(ASSIGNED TASK) From the entries, copy each line that includes "more".

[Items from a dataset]
*** Begin section ***

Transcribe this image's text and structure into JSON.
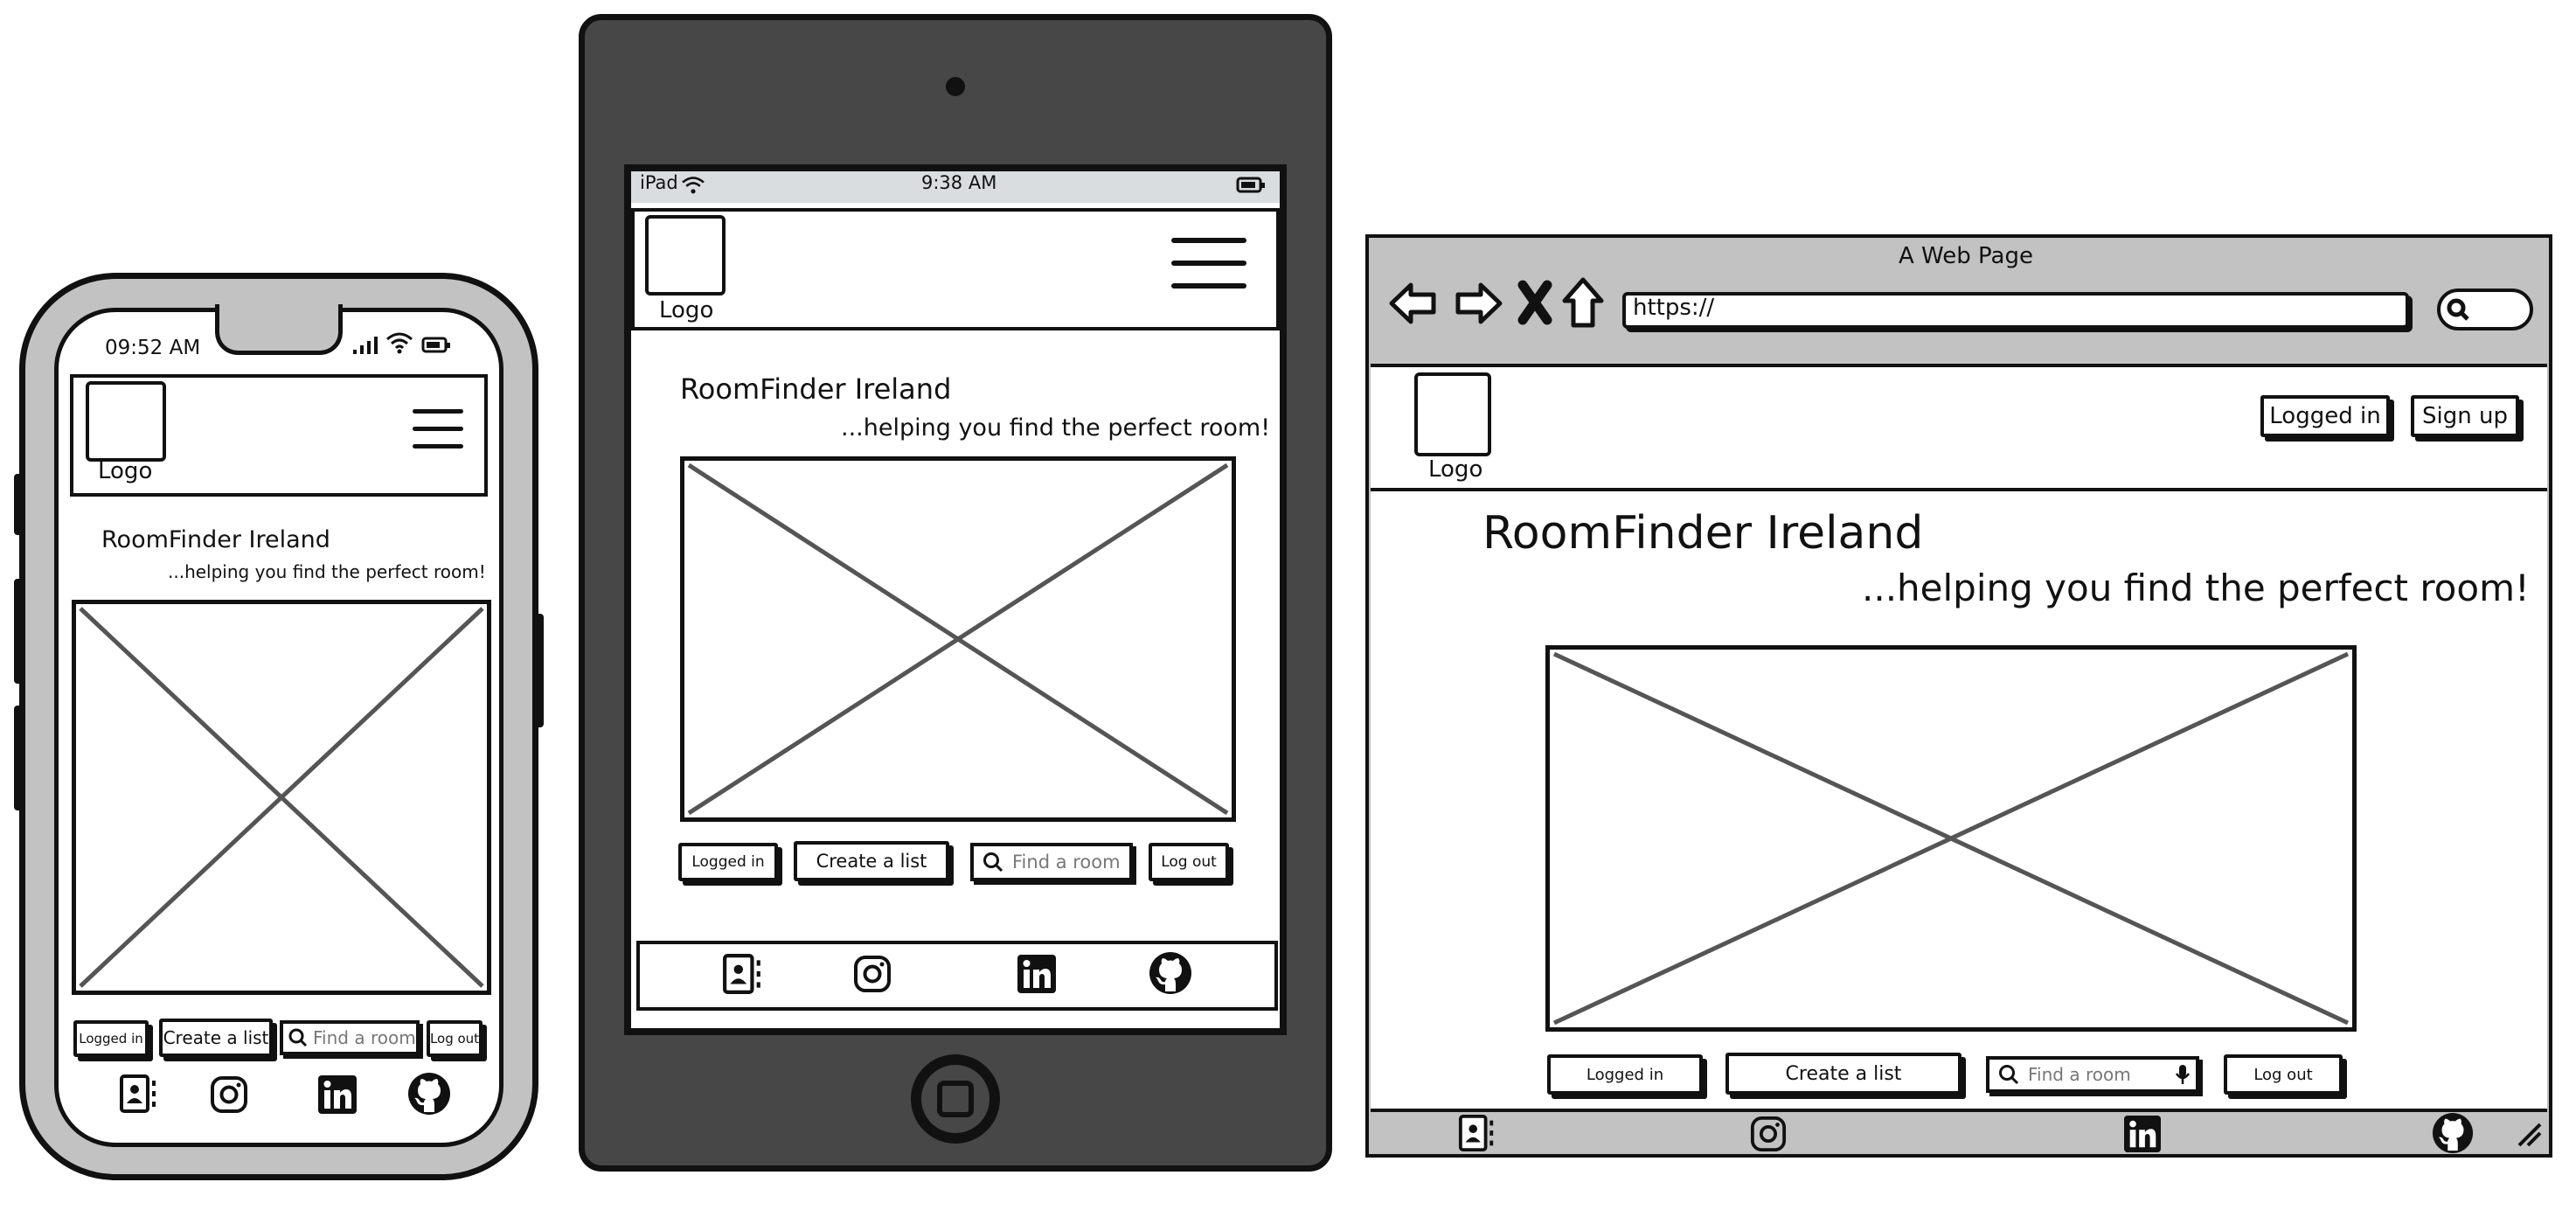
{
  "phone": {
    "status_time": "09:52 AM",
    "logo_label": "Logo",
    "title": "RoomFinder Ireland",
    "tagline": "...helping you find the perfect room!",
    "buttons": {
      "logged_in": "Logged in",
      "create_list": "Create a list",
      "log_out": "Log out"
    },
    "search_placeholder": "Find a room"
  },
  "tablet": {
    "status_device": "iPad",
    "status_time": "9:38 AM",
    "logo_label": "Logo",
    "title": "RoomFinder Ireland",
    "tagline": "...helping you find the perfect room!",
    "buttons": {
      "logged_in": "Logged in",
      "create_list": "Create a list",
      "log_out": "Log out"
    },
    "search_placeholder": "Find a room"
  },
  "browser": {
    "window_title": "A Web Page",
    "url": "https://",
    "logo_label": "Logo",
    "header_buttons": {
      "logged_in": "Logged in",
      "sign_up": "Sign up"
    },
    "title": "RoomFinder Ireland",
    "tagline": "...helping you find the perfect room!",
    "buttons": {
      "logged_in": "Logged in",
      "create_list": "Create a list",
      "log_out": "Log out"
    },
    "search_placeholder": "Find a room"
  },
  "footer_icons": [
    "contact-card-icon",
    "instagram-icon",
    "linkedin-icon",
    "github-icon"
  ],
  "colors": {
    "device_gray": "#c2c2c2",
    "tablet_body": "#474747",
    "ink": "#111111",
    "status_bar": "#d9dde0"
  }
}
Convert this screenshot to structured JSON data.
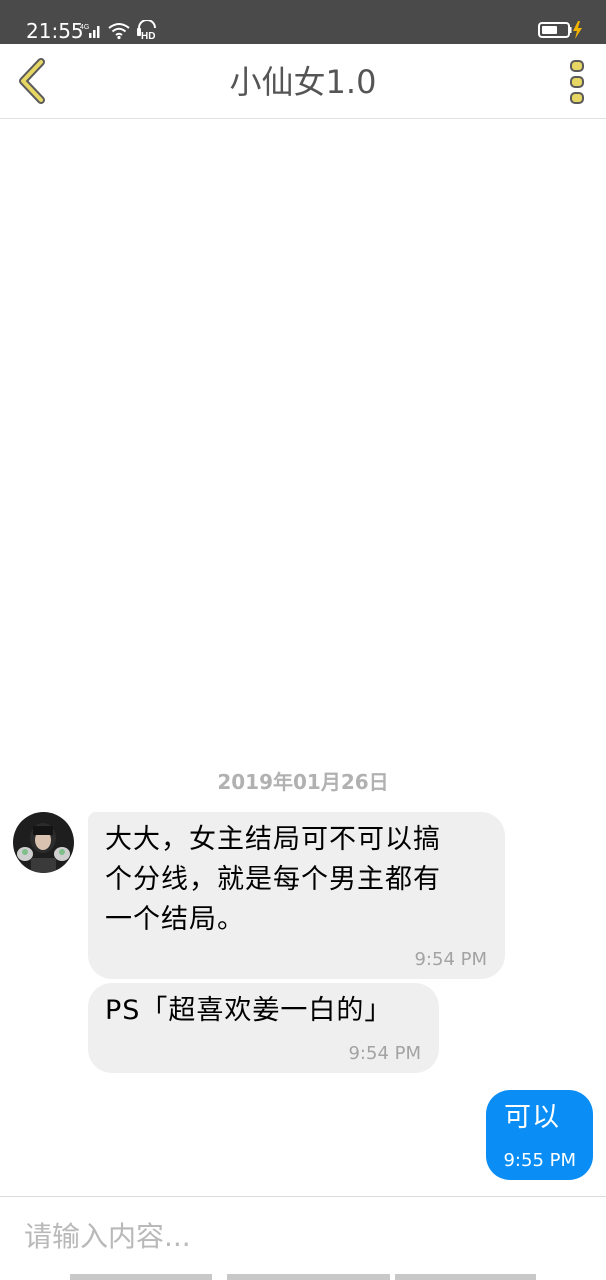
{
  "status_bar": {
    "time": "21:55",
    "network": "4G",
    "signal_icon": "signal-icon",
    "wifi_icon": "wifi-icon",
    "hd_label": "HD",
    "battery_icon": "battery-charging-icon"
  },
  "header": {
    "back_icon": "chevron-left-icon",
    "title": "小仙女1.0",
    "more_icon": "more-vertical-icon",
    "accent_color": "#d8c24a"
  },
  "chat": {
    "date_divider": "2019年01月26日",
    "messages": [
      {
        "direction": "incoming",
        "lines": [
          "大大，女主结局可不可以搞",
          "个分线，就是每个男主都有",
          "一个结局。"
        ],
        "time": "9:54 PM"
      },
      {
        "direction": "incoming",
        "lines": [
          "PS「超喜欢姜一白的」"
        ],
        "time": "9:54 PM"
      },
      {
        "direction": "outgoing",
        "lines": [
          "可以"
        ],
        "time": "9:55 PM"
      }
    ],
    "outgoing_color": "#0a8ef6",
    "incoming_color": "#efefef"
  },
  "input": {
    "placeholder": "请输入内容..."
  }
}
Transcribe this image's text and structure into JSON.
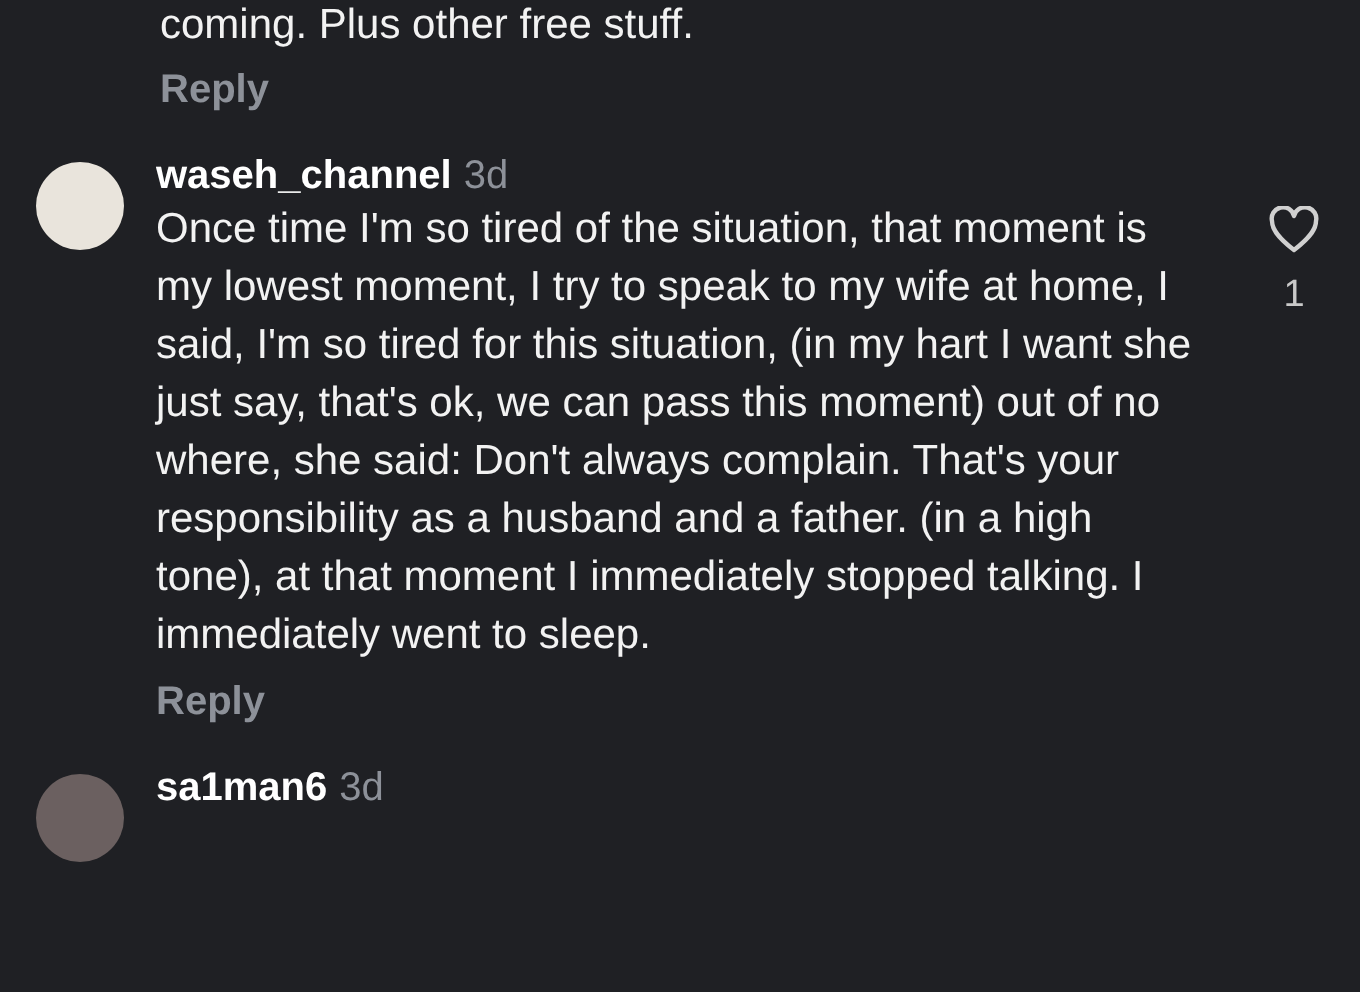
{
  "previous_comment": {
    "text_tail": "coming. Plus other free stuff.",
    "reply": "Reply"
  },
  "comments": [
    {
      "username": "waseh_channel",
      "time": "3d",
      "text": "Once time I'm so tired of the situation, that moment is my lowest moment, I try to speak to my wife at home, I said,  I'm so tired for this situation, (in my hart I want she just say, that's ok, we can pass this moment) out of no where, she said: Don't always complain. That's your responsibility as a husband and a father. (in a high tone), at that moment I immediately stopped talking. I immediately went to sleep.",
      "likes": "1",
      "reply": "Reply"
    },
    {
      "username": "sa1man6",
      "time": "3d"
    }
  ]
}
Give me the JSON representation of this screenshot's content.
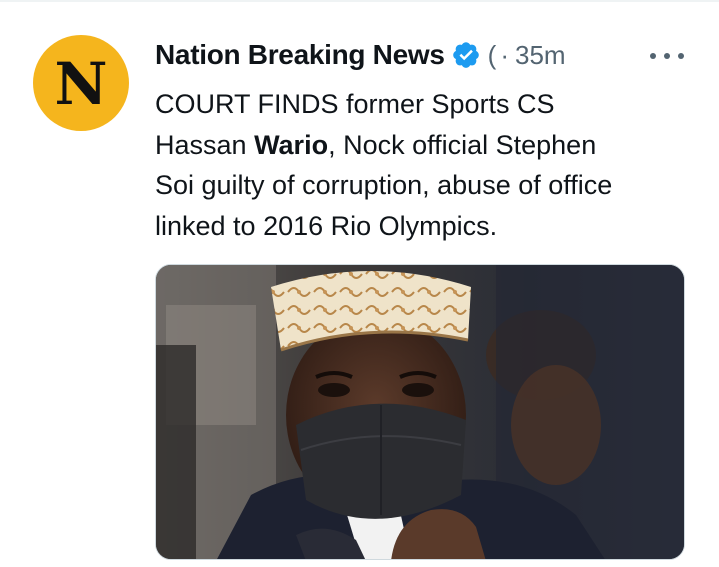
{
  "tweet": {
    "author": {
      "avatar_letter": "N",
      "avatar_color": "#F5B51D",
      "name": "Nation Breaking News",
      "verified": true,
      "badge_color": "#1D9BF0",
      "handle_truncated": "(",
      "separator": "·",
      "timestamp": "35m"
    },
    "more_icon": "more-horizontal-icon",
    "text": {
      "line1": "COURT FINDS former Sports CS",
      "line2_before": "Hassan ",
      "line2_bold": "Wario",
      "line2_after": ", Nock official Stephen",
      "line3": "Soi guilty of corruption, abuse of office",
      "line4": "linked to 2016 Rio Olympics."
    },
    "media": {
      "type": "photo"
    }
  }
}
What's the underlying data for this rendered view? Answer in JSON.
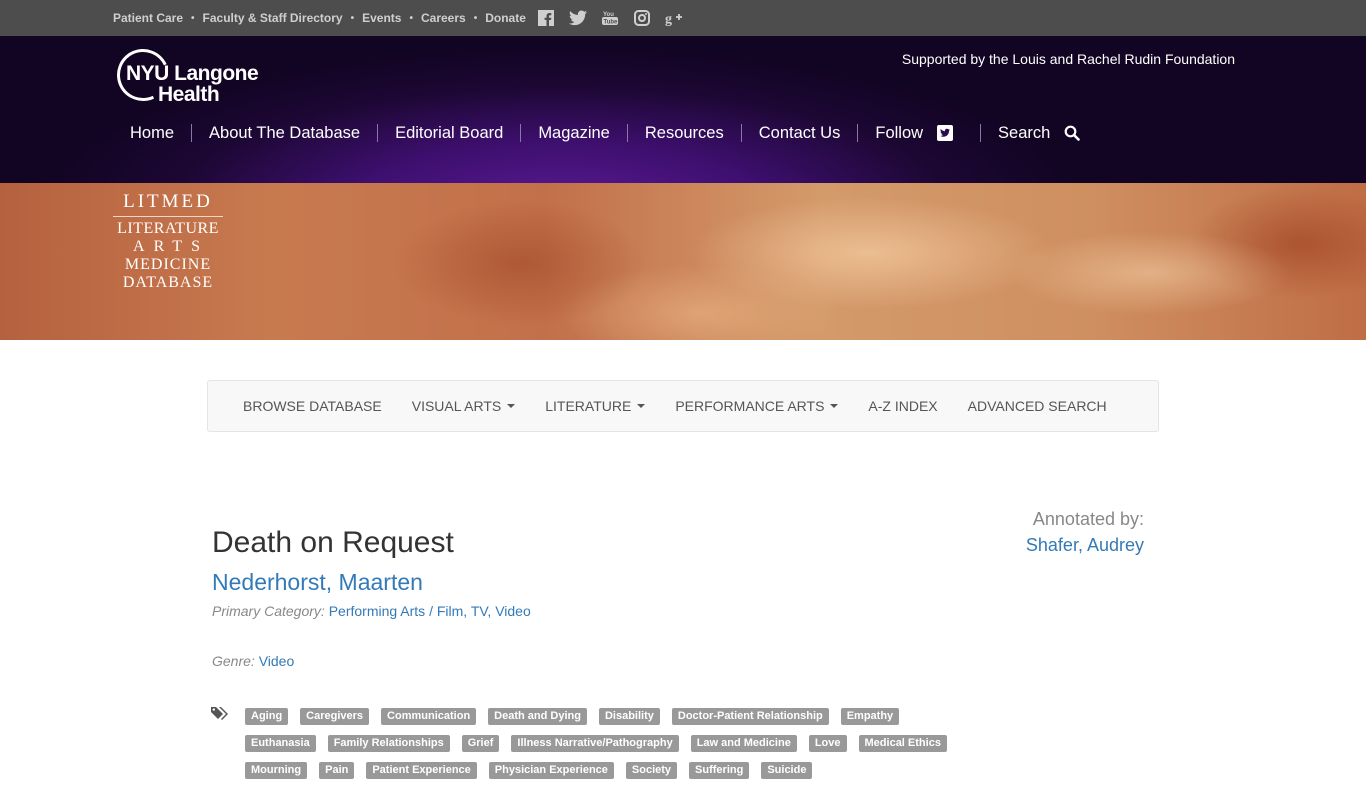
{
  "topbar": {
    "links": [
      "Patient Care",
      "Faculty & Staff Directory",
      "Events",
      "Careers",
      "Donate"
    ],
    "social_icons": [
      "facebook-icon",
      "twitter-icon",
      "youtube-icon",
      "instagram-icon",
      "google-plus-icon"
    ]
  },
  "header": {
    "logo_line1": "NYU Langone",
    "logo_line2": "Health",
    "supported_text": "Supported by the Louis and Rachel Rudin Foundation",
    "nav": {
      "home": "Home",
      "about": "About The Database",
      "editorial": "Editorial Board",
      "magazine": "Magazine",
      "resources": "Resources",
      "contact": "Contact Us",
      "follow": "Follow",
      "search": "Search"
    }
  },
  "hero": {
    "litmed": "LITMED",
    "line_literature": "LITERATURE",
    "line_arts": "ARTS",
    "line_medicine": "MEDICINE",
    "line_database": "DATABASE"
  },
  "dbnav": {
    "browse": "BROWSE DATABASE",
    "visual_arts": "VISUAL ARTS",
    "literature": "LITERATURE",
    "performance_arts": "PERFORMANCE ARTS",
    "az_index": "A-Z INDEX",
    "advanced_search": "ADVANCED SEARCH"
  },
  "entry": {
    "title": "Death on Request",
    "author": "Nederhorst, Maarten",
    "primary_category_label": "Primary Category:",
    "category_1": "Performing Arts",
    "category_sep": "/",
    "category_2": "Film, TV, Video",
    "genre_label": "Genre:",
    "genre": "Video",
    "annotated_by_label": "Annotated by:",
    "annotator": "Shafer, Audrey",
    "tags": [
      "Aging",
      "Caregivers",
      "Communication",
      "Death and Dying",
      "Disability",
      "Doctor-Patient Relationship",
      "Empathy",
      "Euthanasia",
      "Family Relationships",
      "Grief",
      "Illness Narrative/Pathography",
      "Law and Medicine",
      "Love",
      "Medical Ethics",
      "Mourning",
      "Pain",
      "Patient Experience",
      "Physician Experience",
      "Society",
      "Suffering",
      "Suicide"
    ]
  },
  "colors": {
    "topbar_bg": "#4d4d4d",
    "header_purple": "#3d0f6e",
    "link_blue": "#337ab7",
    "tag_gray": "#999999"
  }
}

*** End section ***

(SOLUTION FOR THIS EXERCISE)
    "more_icon": "more-vertical-icon",
    "more_icon": "more-horizontal-icon",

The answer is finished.